= EXERCISE INSTRUCTIONS =
A word-for-word copy of the entries is needed, and it should contain no images.

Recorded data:
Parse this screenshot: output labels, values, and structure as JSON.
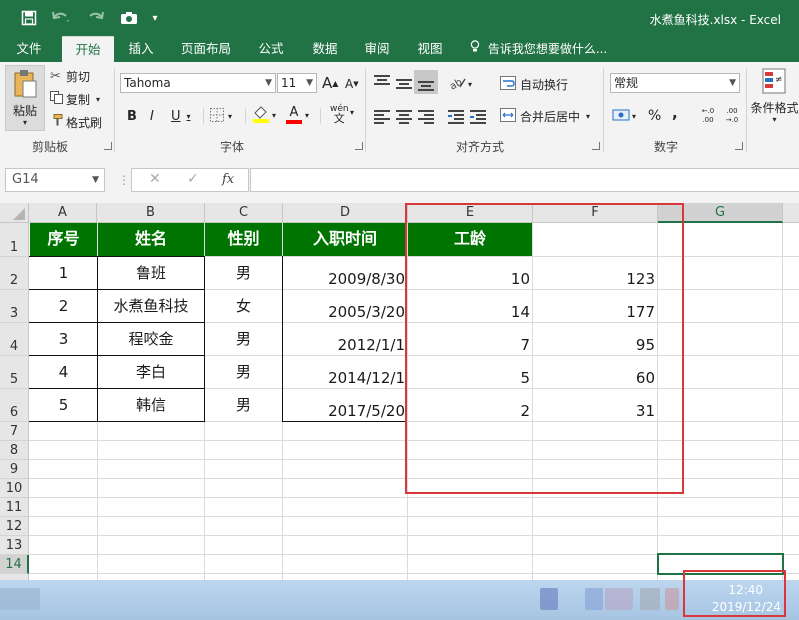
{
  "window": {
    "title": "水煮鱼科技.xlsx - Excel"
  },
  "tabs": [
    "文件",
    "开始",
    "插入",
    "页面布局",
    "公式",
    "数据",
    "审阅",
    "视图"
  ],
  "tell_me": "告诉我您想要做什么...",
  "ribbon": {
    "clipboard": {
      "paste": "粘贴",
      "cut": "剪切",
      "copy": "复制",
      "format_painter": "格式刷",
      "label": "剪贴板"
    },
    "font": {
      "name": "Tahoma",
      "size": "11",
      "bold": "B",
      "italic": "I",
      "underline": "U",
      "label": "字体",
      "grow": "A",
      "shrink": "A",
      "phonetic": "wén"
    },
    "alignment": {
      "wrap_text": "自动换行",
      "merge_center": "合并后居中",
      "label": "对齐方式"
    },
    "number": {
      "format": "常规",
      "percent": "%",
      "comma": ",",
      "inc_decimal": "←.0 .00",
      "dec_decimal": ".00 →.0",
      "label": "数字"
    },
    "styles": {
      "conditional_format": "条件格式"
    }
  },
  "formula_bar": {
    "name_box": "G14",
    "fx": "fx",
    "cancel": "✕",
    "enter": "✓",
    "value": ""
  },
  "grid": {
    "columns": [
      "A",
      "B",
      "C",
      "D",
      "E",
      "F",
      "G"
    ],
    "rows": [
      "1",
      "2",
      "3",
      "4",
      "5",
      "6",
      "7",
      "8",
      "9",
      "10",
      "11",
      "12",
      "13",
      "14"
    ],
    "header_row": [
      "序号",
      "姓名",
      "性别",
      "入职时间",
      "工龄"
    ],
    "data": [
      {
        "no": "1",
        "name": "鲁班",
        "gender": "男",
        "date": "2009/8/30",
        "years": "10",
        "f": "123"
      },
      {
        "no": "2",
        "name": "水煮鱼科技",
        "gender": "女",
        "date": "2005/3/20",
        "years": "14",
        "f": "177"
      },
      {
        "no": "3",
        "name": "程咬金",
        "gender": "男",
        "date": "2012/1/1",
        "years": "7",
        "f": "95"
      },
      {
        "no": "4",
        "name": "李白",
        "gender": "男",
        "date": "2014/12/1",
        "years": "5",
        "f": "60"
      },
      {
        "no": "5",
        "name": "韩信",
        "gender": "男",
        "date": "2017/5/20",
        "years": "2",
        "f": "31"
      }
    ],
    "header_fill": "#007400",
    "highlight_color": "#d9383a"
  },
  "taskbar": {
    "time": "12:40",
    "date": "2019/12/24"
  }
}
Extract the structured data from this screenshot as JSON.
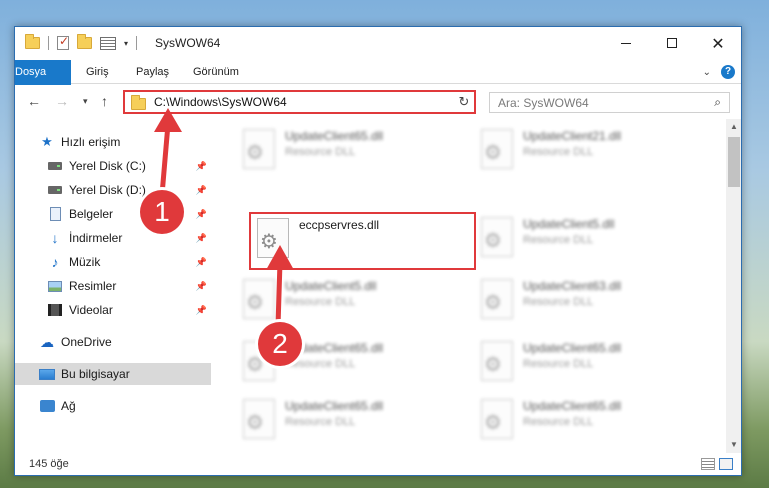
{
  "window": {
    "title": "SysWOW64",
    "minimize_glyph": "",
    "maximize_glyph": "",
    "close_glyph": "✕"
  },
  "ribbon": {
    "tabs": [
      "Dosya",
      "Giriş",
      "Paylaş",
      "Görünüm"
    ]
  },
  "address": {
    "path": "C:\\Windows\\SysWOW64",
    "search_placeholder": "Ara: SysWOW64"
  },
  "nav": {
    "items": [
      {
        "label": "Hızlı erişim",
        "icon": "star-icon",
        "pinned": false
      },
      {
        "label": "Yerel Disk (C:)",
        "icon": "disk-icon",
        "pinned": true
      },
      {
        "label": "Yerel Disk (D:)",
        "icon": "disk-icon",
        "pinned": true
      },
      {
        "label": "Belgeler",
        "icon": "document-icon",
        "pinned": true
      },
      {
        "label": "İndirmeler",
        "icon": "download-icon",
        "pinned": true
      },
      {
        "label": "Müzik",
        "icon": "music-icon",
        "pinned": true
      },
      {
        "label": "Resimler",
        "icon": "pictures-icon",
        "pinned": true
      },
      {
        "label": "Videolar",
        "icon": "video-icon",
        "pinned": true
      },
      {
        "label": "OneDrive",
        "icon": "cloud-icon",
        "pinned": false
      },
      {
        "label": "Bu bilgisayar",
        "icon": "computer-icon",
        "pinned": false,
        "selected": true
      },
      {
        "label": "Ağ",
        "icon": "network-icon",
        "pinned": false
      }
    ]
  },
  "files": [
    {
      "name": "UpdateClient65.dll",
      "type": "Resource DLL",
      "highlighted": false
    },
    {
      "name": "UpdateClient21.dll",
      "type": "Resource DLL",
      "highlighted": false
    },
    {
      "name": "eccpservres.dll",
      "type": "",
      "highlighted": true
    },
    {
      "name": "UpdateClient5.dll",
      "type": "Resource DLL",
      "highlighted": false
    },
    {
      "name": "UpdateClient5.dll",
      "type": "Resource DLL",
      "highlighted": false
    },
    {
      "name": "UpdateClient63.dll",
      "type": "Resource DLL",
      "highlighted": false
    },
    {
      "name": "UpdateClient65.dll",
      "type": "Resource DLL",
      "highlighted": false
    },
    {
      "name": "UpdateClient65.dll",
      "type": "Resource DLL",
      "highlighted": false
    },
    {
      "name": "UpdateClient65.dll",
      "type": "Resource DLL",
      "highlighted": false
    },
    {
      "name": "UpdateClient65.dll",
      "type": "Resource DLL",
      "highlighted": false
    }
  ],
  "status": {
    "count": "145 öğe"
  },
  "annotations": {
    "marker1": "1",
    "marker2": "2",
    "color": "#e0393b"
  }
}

= TASK RESULT =
Parse this screenshot: output labels, values, and structure as JSON.
{
  "window": {
    "title": "水煮鱼科技.xlsx - Excel"
  },
  "tabs": [
    "文件",
    "开始",
    "插入",
    "页面布局",
    "公式",
    "数据",
    "审阅",
    "视图"
  ],
  "tell_me": "告诉我您想要做什么...",
  "ribbon": {
    "clipboard": {
      "paste": "粘贴",
      "cut": "剪切",
      "copy": "复制",
      "format_painter": "格式刷",
      "label": "剪贴板"
    },
    "font": {
      "name": "Tahoma",
      "size": "11",
      "bold": "B",
      "italic": "I",
      "underline": "U",
      "label": "字体",
      "grow": "A",
      "shrink": "A",
      "phonetic": "wén"
    },
    "alignment": {
      "wrap_text": "自动换行",
      "merge_center": "合并后居中",
      "label": "对齐方式"
    },
    "number": {
      "format": "常规",
      "percent": "%",
      "comma": ",",
      "inc_decimal": "←.0 .00",
      "dec_decimal": ".00 →.0",
      "label": "数字"
    },
    "styles": {
      "conditional_format": "条件格式"
    }
  },
  "formula_bar": {
    "name_box": "G14",
    "fx": "fx",
    "cancel": "✕",
    "enter": "✓",
    "value": ""
  },
  "grid": {
    "columns": [
      "A",
      "B",
      "C",
      "D",
      "E",
      "F",
      "G"
    ],
    "rows": [
      "1",
      "2",
      "3",
      "4",
      "5",
      "6",
      "7",
      "8",
      "9",
      "10",
      "11",
      "12",
      "13",
      "14"
    ],
    "header_row": [
      "序号",
      "姓名",
      "性别",
      "入职时间",
      "工龄"
    ],
    "data": [
      {
        "no": "1",
        "name": "鲁班",
        "gender": "男",
        "date": "2009/8/30",
        "years": "10",
        "f": "123"
      },
      {
        "no": "2",
        "name": "水煮鱼科技",
        "gender": "女",
        "date": "2005/3/20",
        "years": "14",
        "f": "177"
      },
      {
        "no": "3",
        "name": "程咬金",
        "gender": "男",
        "date": "2012/1/1",
        "years": "7",
        "f": "95"
      },
      {
        "no": "4",
        "name": "李白",
        "gender": "男",
        "date": "2014/12/1",
        "years": "5",
        "f": "60"
      },
      {
        "no": "5",
        "name": "韩信",
        "gender": "男",
        "date": "2017/5/20",
        "years": "2",
        "f": "31"
      }
    ],
    "header_fill": "#007400",
    "highlight_color": "#d9383a"
  },
  "taskbar": {
    "time": "12:40",
    "date": "2019/12/24"
  }
}
Extract the structured data from this screenshot as JSON.
{
  "window": {
    "title": "SysWOW64",
    "minimize_glyph": "",
    "maximize_glyph": "",
    "close_glyph": "✕"
  },
  "ribbon": {
    "tabs": [
      "Dosya",
      "Giriş",
      "Paylaş",
      "Görünüm"
    ]
  },
  "address": {
    "path": "C:\\Windows\\SysWOW64",
    "search_placeholder": "Ara: SysWOW64"
  },
  "nav": {
    "items": [
      {
        "label": "Hızlı erişim",
        "icon": "star-icon",
        "pinned": false
      },
      {
        "label": "Yerel Disk (C:)",
        "icon": "disk-icon",
        "pinned": true
      },
      {
        "label": "Yerel Disk (D:)",
        "icon": "disk-icon",
        "pinned": true
      },
      {
        "label": "Belgeler",
        "icon": "document-icon",
        "pinned": true
      },
      {
        "label": "İndirmeler",
        "icon": "download-icon",
        "pinned": true
      },
      {
        "label": "Müzik",
        "icon": "music-icon",
        "pinned": true
      },
      {
        "label": "Resimler",
        "icon": "pictures-icon",
        "pinned": true
      },
      {
        "label": "Videolar",
        "icon": "video-icon",
        "pinned": true
      },
      {
        "label": "OneDrive",
        "icon": "cloud-icon",
        "pinned": false
      },
      {
        "label": "Bu bilgisayar",
        "icon": "computer-icon",
        "pinned": false,
        "selected": true
      },
      {
        "label": "Ağ",
        "icon": "network-icon",
        "pinned": false
      }
    ]
  },
  "files": [
    {
      "name": "UpdateClient65.dll",
      "type": "Resource DLL",
      "highlighted": false
    },
    {
      "name": "UpdateClient21.dll",
      "type": "Resource DLL",
      "highlighted": false
    },
    {
      "name": "eccpservres.dll",
      "type": "",
      "highlighted": true
    },
    {
      "name": "UpdateClient5.dll",
      "type": "Resource DLL",
      "highlighted": false
    },
    {
      "name": "UpdateClient5.dll",
      "type": "Resource DLL",
      "highlighted": false
    },
    {
      "name": "UpdateClient63.dll",
      "type": "Resource DLL",
      "highlighted": false
    },
    {
      "name": "UpdateClient65.dll",
      "type": "Resource DLL",
      "highlighted": false
    },
    {
      "name": "UpdateClient65.dll",
      "type": "Resource DLL",
      "highlighted": false
    },
    {
      "name": "UpdateClient65.dll",
      "type": "Resource DLL",
      "highlighted": false
    },
    {
      "name": "UpdateClient65.dll",
      "type": "Resource DLL",
      "highlighted": false
    }
  ],
  "status": {
    "count": "145 öğe"
  },
  "annotations": {
    "marker1": "1",
    "marker2": "2",
    "color": "#e0393b"
  }
}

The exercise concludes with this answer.